Sunday, April 12, 2009

What can we learn from this? Certainly not that every high school training room should have a Nintendo Wii. I think the P.T. said it all when she says, "now the patient is excited when they bowl a strike on the Wii, not that they lifted a 3 pound dumbbell." You don't need to tell a suprasinatus or teres minor what to do. Rather, give the body a task that challanges the cuff within the context of their envelope of function.
I just read some dopey article on training the supraspinatus for pitchers. The secret, you see, is only doing the "empty can" exercise to 60 degrees as to not cause subacromial impingement. This gem appeared in a peer reviewed journal. Come on everybody, we can do better than that. The 4 rotator cuff muscles function synergistically to depress the head of the humerus in the glenoid to counteract the elevation effect of the deltoid. THEY ARE NOT PRIMARY MOVERS. Histological studies back that up. I have to dig up a good EMG study done on swimmers a few years back. Motions that you would think would activate one cuff muscle over another did not happen in real life.


JH said...

I played a Wii for the first time yesterday. I could see it benefitting someone who was completely sedentary. It will get them to move. The down side I see is that it encourages a person to be stationary (with their feet) while playing a game. And for the price, it's easy to simulate these games in the yard for much less.

Why do we need a Wii? Why can't we be creative enough to think of this stuff on our own? To bowl, grab an orange and knock over some 16 oz waster bottles.

Kev said...

Here's a great article that really backs up what Joe was saying.

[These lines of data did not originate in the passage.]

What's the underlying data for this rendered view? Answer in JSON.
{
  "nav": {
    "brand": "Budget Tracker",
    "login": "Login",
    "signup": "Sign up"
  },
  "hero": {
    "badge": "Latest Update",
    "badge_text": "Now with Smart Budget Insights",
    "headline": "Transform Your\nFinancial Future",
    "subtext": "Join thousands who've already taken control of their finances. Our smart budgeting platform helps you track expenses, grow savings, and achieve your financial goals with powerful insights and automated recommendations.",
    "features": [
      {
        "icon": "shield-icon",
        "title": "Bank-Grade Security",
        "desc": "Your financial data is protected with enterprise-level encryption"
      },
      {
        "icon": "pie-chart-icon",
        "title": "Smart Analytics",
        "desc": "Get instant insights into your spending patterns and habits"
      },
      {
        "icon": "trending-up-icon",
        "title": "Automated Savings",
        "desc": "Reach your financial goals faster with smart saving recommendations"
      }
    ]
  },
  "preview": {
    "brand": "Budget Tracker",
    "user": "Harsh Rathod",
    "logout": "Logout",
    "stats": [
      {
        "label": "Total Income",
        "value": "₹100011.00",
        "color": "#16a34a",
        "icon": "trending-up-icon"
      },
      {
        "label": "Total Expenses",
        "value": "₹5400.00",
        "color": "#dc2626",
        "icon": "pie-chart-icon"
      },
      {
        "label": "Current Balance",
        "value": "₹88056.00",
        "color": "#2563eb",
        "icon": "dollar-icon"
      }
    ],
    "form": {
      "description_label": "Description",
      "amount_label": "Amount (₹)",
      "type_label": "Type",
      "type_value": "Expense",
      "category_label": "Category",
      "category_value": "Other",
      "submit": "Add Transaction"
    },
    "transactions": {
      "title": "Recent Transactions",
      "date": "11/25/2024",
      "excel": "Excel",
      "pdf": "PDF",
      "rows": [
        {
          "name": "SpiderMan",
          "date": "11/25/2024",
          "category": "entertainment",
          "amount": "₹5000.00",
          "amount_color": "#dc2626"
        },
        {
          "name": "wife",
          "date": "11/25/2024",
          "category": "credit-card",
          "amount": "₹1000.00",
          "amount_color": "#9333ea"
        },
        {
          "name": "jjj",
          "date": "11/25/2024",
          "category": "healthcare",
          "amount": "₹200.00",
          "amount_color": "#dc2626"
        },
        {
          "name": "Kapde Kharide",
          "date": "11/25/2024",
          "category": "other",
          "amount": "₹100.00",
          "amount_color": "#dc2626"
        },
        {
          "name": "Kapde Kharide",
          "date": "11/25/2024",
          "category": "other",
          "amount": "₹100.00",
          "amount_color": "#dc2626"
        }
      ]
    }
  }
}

JOSPT, vol. 39, #2, Feb 2009

Current Concepts in the Scientific and Clinical Rationale Behind Exercises for Glenohumeral and Scapulothoracic Musculature